**WORK INSTRUCTIONS:**
Records follow. Copy every line with "type".

**MATERIAL SHOWN:**
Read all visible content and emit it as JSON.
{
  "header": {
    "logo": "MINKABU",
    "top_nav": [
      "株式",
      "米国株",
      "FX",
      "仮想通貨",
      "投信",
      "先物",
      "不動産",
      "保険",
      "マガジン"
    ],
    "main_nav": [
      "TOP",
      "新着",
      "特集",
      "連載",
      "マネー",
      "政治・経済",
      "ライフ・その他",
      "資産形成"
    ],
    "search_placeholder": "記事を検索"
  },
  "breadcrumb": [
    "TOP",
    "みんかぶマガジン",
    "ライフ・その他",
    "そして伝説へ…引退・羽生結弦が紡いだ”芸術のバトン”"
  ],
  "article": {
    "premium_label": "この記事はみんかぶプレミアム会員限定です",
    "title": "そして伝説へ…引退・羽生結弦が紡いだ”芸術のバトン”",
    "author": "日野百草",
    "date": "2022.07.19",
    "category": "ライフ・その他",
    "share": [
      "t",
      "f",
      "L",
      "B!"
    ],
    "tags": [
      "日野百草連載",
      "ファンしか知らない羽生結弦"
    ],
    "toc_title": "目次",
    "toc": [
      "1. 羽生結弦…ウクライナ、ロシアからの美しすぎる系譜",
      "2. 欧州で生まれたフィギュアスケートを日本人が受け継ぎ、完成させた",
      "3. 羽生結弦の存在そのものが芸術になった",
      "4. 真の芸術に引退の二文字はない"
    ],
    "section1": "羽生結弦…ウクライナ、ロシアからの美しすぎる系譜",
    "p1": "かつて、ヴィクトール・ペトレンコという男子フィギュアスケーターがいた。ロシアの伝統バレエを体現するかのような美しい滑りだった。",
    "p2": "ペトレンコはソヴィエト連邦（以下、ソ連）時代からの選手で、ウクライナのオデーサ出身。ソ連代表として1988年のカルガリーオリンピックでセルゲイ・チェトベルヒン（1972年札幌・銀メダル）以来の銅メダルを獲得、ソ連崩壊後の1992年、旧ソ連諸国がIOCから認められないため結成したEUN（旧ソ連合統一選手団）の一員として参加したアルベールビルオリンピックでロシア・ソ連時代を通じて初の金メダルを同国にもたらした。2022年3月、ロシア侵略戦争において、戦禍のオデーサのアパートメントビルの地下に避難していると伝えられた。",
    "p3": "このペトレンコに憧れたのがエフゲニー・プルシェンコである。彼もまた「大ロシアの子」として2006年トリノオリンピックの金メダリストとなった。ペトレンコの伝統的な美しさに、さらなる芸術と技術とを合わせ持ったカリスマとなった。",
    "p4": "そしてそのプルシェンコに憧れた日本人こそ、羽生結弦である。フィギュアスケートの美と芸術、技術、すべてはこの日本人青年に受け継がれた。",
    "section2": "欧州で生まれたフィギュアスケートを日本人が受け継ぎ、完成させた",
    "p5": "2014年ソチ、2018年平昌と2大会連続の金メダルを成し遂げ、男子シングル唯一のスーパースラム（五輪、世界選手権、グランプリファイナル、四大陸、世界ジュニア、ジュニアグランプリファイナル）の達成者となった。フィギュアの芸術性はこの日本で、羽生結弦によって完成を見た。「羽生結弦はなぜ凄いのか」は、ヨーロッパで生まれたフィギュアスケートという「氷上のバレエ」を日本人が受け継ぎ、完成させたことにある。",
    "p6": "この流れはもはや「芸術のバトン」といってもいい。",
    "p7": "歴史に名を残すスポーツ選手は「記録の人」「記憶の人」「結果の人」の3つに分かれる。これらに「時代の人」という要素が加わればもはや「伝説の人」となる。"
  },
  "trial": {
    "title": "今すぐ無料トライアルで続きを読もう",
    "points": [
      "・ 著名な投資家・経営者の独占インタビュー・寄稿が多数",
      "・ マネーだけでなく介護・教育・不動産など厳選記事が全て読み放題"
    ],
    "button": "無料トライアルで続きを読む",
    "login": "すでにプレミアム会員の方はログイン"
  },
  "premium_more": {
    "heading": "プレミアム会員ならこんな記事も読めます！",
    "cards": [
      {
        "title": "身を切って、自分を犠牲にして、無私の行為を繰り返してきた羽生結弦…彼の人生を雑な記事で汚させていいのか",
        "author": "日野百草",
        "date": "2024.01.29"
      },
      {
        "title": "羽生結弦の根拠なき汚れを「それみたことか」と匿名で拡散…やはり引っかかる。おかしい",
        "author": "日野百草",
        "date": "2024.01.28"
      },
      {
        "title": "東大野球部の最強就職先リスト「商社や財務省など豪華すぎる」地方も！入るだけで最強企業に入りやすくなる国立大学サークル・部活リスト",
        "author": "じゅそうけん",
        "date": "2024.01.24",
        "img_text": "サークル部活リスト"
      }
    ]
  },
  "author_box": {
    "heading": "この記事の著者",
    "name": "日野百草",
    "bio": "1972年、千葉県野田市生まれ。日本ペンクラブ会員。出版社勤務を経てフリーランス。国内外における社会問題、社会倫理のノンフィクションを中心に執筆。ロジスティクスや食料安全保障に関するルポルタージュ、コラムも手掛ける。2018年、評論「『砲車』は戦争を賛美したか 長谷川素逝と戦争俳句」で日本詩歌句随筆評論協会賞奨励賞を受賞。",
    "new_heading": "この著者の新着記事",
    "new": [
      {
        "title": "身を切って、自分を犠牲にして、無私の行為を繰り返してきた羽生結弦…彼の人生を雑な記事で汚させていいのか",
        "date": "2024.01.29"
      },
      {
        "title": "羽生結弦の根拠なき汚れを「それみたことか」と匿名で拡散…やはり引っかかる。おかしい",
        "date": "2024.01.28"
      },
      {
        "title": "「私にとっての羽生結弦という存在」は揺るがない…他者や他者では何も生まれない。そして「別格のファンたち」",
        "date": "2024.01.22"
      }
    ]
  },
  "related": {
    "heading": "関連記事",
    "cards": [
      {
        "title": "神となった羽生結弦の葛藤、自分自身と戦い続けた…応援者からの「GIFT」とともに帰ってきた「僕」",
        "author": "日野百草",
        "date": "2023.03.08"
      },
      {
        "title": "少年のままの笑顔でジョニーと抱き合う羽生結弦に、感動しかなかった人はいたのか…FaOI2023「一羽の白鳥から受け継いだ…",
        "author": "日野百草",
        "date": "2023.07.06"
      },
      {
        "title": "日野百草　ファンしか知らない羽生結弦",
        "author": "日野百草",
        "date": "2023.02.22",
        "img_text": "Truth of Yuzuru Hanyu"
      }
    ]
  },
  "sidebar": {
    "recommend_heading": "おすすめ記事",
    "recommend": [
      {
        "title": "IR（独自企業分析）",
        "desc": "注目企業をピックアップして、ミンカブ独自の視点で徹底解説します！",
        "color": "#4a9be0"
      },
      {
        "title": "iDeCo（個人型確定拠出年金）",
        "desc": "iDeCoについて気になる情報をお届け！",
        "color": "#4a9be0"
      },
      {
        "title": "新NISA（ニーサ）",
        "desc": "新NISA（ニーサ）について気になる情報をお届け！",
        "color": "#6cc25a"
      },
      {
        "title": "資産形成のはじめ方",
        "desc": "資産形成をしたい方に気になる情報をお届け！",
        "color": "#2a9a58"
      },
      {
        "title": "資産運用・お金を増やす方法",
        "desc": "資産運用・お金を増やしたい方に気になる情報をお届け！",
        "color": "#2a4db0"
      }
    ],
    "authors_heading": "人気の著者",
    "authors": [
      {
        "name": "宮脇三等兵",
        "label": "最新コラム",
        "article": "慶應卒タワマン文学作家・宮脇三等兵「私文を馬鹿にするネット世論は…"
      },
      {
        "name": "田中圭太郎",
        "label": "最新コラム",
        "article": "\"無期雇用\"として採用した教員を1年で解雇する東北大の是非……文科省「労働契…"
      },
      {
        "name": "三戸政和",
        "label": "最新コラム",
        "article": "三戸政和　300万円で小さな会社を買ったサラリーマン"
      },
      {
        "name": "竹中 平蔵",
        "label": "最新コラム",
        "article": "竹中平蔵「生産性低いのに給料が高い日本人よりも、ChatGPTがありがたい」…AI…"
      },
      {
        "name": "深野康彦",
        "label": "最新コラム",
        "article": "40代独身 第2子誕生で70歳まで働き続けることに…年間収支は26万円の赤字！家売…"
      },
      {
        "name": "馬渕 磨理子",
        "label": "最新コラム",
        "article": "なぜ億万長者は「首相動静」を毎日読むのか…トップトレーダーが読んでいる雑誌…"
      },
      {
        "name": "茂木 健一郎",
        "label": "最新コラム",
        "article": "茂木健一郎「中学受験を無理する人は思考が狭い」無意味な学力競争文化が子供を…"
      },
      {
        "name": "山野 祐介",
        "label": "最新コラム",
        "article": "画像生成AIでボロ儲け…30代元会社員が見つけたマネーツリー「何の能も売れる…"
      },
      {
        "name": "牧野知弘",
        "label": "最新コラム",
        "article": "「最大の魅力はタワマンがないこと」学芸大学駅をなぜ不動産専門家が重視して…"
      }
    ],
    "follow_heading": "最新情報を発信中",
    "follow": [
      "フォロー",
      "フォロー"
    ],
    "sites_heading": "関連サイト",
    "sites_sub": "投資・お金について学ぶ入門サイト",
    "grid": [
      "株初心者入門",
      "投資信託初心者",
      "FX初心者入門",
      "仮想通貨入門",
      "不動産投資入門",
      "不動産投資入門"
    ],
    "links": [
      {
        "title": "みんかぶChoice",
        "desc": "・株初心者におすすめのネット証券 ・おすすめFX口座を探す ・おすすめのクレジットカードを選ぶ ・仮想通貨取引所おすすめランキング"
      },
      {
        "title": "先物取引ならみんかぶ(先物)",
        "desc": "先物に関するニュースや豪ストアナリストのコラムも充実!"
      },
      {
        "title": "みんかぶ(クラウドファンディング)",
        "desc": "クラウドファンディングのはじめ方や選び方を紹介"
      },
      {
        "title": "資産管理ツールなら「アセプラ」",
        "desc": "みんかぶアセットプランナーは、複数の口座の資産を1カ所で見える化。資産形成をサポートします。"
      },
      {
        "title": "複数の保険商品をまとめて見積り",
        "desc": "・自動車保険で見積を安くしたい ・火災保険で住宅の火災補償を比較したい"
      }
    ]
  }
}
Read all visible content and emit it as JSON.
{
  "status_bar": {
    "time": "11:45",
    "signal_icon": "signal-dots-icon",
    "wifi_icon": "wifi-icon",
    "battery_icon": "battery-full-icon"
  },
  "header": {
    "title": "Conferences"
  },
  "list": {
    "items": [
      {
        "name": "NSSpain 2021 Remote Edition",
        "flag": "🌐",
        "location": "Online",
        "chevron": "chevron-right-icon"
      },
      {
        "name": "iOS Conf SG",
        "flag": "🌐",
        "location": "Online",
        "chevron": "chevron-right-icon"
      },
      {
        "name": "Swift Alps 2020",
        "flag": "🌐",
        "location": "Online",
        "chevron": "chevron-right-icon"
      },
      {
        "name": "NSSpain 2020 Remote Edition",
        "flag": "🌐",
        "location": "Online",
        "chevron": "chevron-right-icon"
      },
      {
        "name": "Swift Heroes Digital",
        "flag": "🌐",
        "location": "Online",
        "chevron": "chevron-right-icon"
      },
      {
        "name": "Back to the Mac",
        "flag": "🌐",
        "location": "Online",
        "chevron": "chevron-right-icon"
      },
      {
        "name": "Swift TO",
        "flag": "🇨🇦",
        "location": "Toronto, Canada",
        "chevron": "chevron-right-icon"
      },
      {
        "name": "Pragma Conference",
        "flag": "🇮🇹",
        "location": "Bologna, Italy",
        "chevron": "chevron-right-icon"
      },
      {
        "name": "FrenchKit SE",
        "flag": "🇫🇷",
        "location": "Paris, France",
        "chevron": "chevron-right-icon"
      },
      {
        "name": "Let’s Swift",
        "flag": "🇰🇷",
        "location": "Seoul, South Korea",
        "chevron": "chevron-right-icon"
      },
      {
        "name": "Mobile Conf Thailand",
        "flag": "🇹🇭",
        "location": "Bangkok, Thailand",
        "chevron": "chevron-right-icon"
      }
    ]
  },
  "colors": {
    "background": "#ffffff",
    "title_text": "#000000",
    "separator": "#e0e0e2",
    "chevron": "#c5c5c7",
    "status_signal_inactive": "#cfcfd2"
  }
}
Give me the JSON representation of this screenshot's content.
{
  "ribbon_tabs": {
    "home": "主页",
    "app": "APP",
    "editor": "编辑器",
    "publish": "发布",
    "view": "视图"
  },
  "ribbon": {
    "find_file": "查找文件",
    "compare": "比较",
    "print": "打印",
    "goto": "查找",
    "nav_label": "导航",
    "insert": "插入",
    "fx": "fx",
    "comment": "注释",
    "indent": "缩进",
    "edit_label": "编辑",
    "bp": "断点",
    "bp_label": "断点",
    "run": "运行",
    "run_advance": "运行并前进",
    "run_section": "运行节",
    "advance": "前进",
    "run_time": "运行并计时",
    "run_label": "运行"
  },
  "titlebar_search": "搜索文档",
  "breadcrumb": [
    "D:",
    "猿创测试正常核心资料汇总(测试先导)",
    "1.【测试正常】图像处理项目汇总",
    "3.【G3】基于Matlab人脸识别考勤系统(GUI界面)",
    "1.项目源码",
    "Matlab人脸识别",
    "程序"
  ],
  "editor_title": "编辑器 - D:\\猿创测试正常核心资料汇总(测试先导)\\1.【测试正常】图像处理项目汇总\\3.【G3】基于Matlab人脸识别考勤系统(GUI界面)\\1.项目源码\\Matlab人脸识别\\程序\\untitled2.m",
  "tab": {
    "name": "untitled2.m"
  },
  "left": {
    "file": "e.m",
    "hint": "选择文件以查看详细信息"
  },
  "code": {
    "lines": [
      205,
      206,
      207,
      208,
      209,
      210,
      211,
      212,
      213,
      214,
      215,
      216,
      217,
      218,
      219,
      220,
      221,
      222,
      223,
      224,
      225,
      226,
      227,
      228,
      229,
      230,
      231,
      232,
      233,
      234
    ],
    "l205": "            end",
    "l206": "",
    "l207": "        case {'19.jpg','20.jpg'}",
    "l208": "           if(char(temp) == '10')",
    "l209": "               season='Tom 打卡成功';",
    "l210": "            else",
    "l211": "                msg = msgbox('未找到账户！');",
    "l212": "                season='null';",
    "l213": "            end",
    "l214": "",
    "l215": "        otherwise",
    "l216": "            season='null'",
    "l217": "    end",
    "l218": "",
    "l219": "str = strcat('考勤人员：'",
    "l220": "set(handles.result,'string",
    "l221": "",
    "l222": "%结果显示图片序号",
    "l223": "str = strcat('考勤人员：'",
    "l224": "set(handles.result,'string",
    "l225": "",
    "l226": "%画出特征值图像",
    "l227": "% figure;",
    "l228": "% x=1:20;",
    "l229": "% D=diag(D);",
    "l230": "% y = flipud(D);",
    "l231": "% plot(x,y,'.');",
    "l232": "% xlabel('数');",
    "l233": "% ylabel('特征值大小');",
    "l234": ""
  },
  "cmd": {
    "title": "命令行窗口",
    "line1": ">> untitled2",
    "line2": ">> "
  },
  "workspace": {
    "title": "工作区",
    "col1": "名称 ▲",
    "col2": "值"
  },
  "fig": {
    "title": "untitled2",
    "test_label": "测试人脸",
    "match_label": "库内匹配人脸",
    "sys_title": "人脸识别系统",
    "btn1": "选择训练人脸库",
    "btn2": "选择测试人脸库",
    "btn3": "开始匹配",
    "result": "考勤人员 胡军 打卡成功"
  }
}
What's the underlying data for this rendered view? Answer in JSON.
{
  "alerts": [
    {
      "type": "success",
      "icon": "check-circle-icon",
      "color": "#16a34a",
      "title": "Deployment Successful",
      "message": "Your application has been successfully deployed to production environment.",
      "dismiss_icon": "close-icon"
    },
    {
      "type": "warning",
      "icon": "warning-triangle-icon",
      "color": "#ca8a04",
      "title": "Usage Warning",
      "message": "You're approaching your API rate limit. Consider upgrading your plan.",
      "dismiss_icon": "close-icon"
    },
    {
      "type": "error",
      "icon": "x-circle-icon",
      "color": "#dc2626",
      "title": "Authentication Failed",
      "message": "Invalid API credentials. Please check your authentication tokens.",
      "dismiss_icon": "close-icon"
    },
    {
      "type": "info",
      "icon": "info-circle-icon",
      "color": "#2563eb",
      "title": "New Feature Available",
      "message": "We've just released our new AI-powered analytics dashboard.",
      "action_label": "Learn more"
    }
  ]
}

**RESPONSE TO THIS TASK:**
      "type": "success",
      "type": "warning",
      "type": "error",
      "type": "info",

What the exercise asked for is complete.